Screenshots can prove to be really useful when you need to show something about what’s going on with your smartphone or tablet, or you just want to flaunt your setup at online portals like XDA-Developers or MyColorScreen. In their early days, Android devices required third-party tools for grabbing screenshots but since ICS, you can do it with a quick button combination, for instance Power + Volume Down on Nexus devices (Samsung’s Galaxy devices have been using Power + Home for the function since pre-ICS times). But what good are screenshots when you can’t instantly upload them online to share with others? That’s where ShotDrop comes in. The app uses the power of Dropbox to automatically upload screenshots to the cloud the moment they are captured, and also copies their link to your clipboard for easy sharing.

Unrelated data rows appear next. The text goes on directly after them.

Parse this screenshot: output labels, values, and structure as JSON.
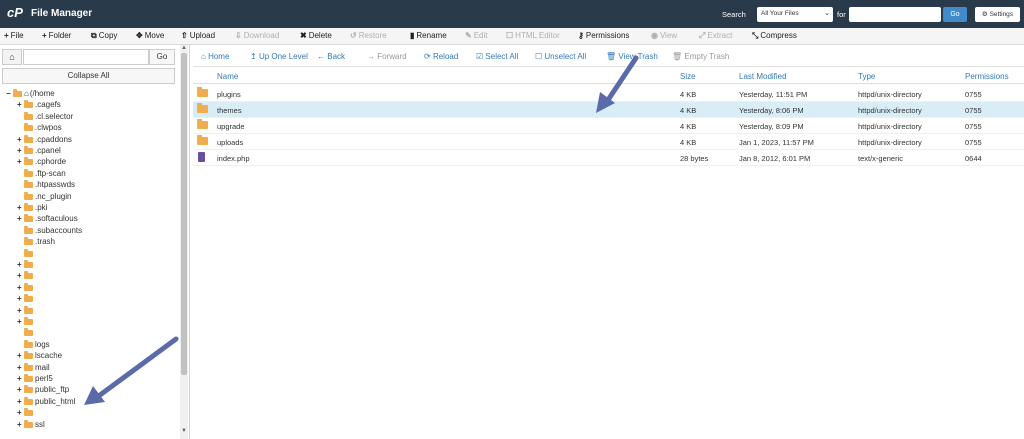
{
  "app": {
    "logo": "cP",
    "title": "File Manager"
  },
  "search": {
    "label": "Search",
    "scope": "All Your Files",
    "for_label": "for",
    "go": "Go",
    "settings": "Settings"
  },
  "toolbar": {
    "file": "File",
    "folder": "Folder",
    "copy": "Copy",
    "move": "Move",
    "upload": "Upload",
    "download": "Download",
    "delete": "Delete",
    "restore": "Restore",
    "rename": "Rename",
    "edit": "Edit",
    "html_editor": "HTML Editor",
    "permissions": "Permissions",
    "view": "View",
    "extract": "Extract",
    "compress": "Compress"
  },
  "left": {
    "go": "Go",
    "collapse_all": "Collapse All"
  },
  "tree": [
    {
      "label": "(/home",
      "expander": "−",
      "level": 0
    },
    {
      "label": ".cagefs",
      "expander": "+",
      "level": 1
    },
    {
      "label": ".cl.selector",
      "expander": "",
      "level": 1
    },
    {
      "label": ".clwpos",
      "expander": "",
      "level": 1
    },
    {
      "label": ".cpaddons",
      "expander": "+",
      "level": 1
    },
    {
      "label": ".cpanel",
      "expander": "+",
      "level": 1
    },
    {
      "label": ".cphorde",
      "expander": "+",
      "level": 1
    },
    {
      "label": ".ftp-scan",
      "expander": "",
      "level": 1
    },
    {
      "label": ".htpasswds",
      "expander": "",
      "level": 1
    },
    {
      "label": ".nc_plugin",
      "expander": "",
      "level": 1
    },
    {
      "label": ".pki",
      "expander": "+",
      "level": 1
    },
    {
      "label": ".softaculous",
      "expander": "+",
      "level": 1
    },
    {
      "label": ".subaccounts",
      "expander": "",
      "level": 1
    },
    {
      "label": ".trash",
      "expander": "",
      "level": 1
    },
    {
      "label": "",
      "expander": "",
      "level": 1
    },
    {
      "label": "",
      "expander": "+",
      "level": 1
    },
    {
      "label": "",
      "expander": "+",
      "level": 1
    },
    {
      "label": "",
      "expander": "+",
      "level": 1
    },
    {
      "label": "",
      "expander": "+",
      "level": 1
    },
    {
      "label": "",
      "expander": "+",
      "level": 1
    },
    {
      "label": "",
      "expander": "+",
      "level": 1
    },
    {
      "label": "",
      "expander": "",
      "level": 1
    },
    {
      "label": "logs",
      "expander": "",
      "level": 1
    },
    {
      "label": "lscache",
      "expander": "+",
      "level": 1
    },
    {
      "label": "mail",
      "expander": "+",
      "level": 1
    },
    {
      "label": "perl5",
      "expander": "+",
      "level": 1
    },
    {
      "label": "public_ftp",
      "expander": "+",
      "level": 1
    },
    {
      "label": "public_html",
      "expander": "+",
      "level": 1
    },
    {
      "label": "",
      "expander": "+",
      "level": 1
    },
    {
      "label": "ssl",
      "expander": "+",
      "level": 1
    }
  ],
  "nav": {
    "home": "Home",
    "up": "Up One Level",
    "back": "Back",
    "forward": "Forward",
    "reload": "Reload",
    "select_all": "Select All",
    "unselect_all": "Unselect All",
    "view_trash": "View Trash",
    "empty_trash": "Empty Trash"
  },
  "columns": {
    "name": "Name",
    "size": "Size",
    "modified": "Last Modified",
    "type": "Type",
    "perms": "Permissions"
  },
  "files": [
    {
      "name": "plugins",
      "size": "4 KB",
      "modified": "Yesterday, 11:51 PM",
      "type": "httpd/unix-directory",
      "perms": "0755",
      "kind": "folder"
    },
    {
      "name": "themes",
      "size": "4 KB",
      "modified": "Yesterday, 8:06 PM",
      "type": "httpd/unix-directory",
      "perms": "0755",
      "kind": "folder",
      "selected": true
    },
    {
      "name": "upgrade",
      "size": "4 KB",
      "modified": "Yesterday, 8:09 PM",
      "type": "httpd/unix-directory",
      "perms": "0755",
      "kind": "folder"
    },
    {
      "name": "uploads",
      "size": "4 KB",
      "modified": "Jan 1, 2023, 11:57 PM",
      "type": "httpd/unix-directory",
      "perms": "0755",
      "kind": "folder"
    },
    {
      "name": "index.php",
      "size": "28 bytes",
      "modified": "Jan 8, 2012, 6:01 PM",
      "type": "text/x-generic",
      "perms": "0644",
      "kind": "file"
    }
  ],
  "colors": {
    "topbar": "#293a4a",
    "accent": "#337ab7",
    "arrow": "#5b6aa8",
    "folder": "#f0ad4e",
    "selected": "#d9edf7"
  }
}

Disclaimer: In the spirit of full disclosure, we’d like to mention here that this app has been developed by Muhammad Humayoun along with a member of our team, Awais Imran.

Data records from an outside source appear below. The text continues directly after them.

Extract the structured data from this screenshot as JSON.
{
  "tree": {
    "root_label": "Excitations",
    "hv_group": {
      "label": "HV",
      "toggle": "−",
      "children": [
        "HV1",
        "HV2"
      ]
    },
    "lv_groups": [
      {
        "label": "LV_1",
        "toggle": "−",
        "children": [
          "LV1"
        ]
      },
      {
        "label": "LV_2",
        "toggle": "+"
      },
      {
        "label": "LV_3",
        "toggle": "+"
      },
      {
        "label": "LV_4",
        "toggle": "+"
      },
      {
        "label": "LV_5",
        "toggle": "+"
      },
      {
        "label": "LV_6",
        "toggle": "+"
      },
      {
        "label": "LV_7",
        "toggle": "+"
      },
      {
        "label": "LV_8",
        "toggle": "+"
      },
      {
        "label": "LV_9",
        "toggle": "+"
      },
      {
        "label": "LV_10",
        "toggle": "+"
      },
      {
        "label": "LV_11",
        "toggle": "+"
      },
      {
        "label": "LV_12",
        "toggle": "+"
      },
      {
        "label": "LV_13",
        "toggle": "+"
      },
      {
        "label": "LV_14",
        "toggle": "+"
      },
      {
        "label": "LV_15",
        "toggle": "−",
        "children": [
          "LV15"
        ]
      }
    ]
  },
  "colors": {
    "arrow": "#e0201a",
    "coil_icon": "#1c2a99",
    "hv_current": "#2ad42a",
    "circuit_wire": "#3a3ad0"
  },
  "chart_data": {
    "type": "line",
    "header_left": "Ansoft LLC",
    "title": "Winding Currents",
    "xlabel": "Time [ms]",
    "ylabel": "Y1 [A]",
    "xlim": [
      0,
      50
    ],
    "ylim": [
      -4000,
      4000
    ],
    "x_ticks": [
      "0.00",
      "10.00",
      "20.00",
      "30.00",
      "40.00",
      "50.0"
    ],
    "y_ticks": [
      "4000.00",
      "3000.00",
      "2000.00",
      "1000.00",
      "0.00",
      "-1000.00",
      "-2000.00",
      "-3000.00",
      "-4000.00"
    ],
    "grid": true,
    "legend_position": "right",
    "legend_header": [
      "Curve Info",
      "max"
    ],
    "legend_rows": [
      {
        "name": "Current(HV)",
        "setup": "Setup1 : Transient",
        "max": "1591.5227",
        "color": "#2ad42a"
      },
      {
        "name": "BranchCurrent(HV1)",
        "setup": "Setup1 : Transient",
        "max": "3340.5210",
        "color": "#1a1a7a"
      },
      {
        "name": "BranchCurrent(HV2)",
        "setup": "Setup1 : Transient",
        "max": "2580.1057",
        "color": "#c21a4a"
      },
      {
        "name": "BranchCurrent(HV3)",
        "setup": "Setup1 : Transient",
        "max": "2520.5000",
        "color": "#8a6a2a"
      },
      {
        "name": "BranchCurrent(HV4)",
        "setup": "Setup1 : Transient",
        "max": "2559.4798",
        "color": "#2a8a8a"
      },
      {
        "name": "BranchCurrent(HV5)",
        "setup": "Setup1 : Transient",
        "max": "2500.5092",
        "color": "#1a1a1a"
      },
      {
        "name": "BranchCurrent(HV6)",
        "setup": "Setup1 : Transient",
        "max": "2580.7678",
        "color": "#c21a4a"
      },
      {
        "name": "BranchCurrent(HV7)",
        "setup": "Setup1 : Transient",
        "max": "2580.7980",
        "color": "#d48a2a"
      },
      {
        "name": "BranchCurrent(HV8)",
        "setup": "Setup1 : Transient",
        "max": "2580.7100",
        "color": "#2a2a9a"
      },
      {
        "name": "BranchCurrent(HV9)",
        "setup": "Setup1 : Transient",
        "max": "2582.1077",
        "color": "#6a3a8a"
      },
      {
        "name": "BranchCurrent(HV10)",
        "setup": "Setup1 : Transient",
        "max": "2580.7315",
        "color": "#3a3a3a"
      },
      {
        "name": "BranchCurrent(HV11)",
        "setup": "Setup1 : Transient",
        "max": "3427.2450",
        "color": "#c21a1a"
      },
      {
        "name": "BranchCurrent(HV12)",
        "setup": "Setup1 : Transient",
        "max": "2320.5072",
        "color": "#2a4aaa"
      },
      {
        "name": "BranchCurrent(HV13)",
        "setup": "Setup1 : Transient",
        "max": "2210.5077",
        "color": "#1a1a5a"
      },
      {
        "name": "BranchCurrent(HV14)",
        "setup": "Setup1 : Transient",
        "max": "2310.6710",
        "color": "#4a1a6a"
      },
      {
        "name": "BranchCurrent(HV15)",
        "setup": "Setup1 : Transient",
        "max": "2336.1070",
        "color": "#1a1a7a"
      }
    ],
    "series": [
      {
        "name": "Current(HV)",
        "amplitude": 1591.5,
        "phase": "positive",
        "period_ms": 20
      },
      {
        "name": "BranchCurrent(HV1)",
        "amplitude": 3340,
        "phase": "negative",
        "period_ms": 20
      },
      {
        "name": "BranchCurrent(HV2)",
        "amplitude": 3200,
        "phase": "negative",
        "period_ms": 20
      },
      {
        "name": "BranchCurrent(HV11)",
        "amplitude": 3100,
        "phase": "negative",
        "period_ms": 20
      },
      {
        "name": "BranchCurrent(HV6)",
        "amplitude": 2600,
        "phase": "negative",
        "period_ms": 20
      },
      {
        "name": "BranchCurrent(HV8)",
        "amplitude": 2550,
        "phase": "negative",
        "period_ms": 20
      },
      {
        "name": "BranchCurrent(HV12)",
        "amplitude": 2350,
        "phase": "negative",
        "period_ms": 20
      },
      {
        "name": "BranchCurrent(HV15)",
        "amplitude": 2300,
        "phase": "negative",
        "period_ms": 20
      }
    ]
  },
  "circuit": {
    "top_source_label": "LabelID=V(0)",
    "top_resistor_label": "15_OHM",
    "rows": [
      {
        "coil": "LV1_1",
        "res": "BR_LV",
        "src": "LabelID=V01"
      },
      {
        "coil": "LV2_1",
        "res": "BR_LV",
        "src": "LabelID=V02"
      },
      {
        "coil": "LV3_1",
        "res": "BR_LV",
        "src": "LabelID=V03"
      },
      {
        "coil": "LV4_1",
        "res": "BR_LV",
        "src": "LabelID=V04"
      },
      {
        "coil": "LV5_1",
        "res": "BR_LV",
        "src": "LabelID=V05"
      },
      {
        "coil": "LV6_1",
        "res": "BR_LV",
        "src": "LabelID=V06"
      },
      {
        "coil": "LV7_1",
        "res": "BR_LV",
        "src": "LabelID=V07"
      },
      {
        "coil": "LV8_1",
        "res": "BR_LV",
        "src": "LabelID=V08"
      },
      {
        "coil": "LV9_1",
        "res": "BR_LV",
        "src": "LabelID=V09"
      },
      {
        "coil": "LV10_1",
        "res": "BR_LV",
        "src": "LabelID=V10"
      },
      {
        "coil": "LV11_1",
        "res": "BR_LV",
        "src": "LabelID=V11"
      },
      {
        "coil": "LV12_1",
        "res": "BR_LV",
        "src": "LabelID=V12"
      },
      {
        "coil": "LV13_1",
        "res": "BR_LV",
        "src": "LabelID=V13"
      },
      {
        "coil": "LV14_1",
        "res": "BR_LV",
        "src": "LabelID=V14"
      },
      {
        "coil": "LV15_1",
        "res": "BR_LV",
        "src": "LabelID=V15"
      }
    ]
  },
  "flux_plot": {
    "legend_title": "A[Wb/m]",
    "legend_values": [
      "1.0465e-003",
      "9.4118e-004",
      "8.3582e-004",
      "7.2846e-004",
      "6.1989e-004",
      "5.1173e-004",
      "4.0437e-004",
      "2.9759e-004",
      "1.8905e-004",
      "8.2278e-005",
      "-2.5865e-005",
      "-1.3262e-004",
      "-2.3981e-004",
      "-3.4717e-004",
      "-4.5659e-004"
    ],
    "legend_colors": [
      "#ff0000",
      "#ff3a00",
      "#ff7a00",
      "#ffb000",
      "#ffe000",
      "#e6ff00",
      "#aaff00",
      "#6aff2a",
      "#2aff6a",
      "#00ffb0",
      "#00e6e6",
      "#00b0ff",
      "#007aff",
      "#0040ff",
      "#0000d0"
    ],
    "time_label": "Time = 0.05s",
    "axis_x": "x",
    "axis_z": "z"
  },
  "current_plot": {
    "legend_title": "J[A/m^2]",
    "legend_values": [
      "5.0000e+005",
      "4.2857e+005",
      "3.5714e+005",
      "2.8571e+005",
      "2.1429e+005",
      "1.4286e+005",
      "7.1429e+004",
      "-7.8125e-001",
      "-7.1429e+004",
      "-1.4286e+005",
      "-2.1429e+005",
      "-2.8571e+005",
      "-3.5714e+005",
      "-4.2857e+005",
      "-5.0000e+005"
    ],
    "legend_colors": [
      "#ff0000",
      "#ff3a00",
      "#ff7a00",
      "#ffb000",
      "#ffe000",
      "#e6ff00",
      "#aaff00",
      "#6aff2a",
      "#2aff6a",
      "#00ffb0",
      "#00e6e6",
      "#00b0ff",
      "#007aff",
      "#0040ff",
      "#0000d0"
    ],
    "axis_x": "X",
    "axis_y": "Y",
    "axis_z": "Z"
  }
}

While the official Dropbox app itself has built-in capability of uploading all your captured pictures and screenshots to its cloud storage automatically, it doesn’t copy the link of a screenshot to your clipboard after it has been uploaded to the cloud, which means you’ll still need to manually retrieve its Dropbox link if you want to share it. ShotDrop takes care of that, and works independent of the official Dropbox app. So, if you have decided to disable automatic photo uploading in the Dropbox app but still want it to be enabled just for your screenshots, or don’t want to install the Dropbox app on your phone in the first place but want this functionality, ShotDrop can prove to be quite useful.
When launched for the first time, ShotDrop requires you to link your Dropbox account with it, so simply tap ‘Link with Dropbox’ followed by providing your email and password credentials and granting the appropriate permission. Once linked, the rest is done by ShotDrop itself, and you just have to sit back and capture screenshots. There are a few options that you can configure in the app’s Settings, and also easily unlink it from your Dropbox account in case you want to switch to another Dropbox account.

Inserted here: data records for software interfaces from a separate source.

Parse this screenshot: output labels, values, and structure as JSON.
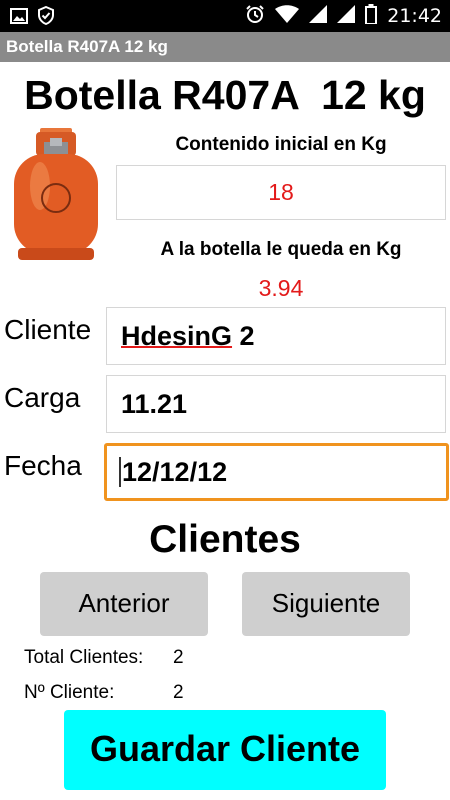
{
  "status_bar": {
    "time": "21:42"
  },
  "title_bar": {
    "title": "Botella R407A 12 kg"
  },
  "header": {
    "title": "Botella R407A  12 kg"
  },
  "initial": {
    "label": "Contenido inicial en Kg",
    "value": "18"
  },
  "remaining": {
    "label": "A la botella le queda en Kg",
    "value": "3.94"
  },
  "form": {
    "cliente_label": "Cliente",
    "cliente_word": "HdesinG",
    "cliente_num": " 2",
    "carga_label": "Carga",
    "carga_value": "11.21",
    "fecha_label": "Fecha",
    "fecha_value": "12/12/12"
  },
  "clients": {
    "title": "Clientes",
    "prev_label": "Anterior",
    "next_label": "Siguiente",
    "total_label": "Total Clientes:",
    "total_value": "2",
    "number_label": "Nº Cliente:",
    "number_value": "2"
  },
  "save_label": "Guardar Cliente",
  "colors": {
    "value_red": "#e31a1a",
    "save_cyan": "#00ffff",
    "focus_orange": "#f0931e"
  }
}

You can also temporary disable the service by using ‘Enable Dropbox’ toggle. The app also gives you an option to upload screenshots over Wi-Fi only, saving any additional mobile data cost. Furthermore, you can toggle the ‘Start on Boot up’, an option pretty much self-explanatory.
The usage of the app is dead simple; you just need to leave it running in the background, and it’ll do its job – no need to tinker with any controls or settings. When you capture the screen, ShotDrop begins uploading it to your Dropbox account. It also displays a notification when the screenshot has been successfully uploaded to the cloud. All the uploaded screenshots are saved under the ‘Screeshots (ShotDrop)’ folder in your Dropbox.
The free version displays in-app advertisements and is limited to 5 screenshots per day after you have taken your first 100 screenshots. The (currently $0.99) Pro variant is free of all these limitations.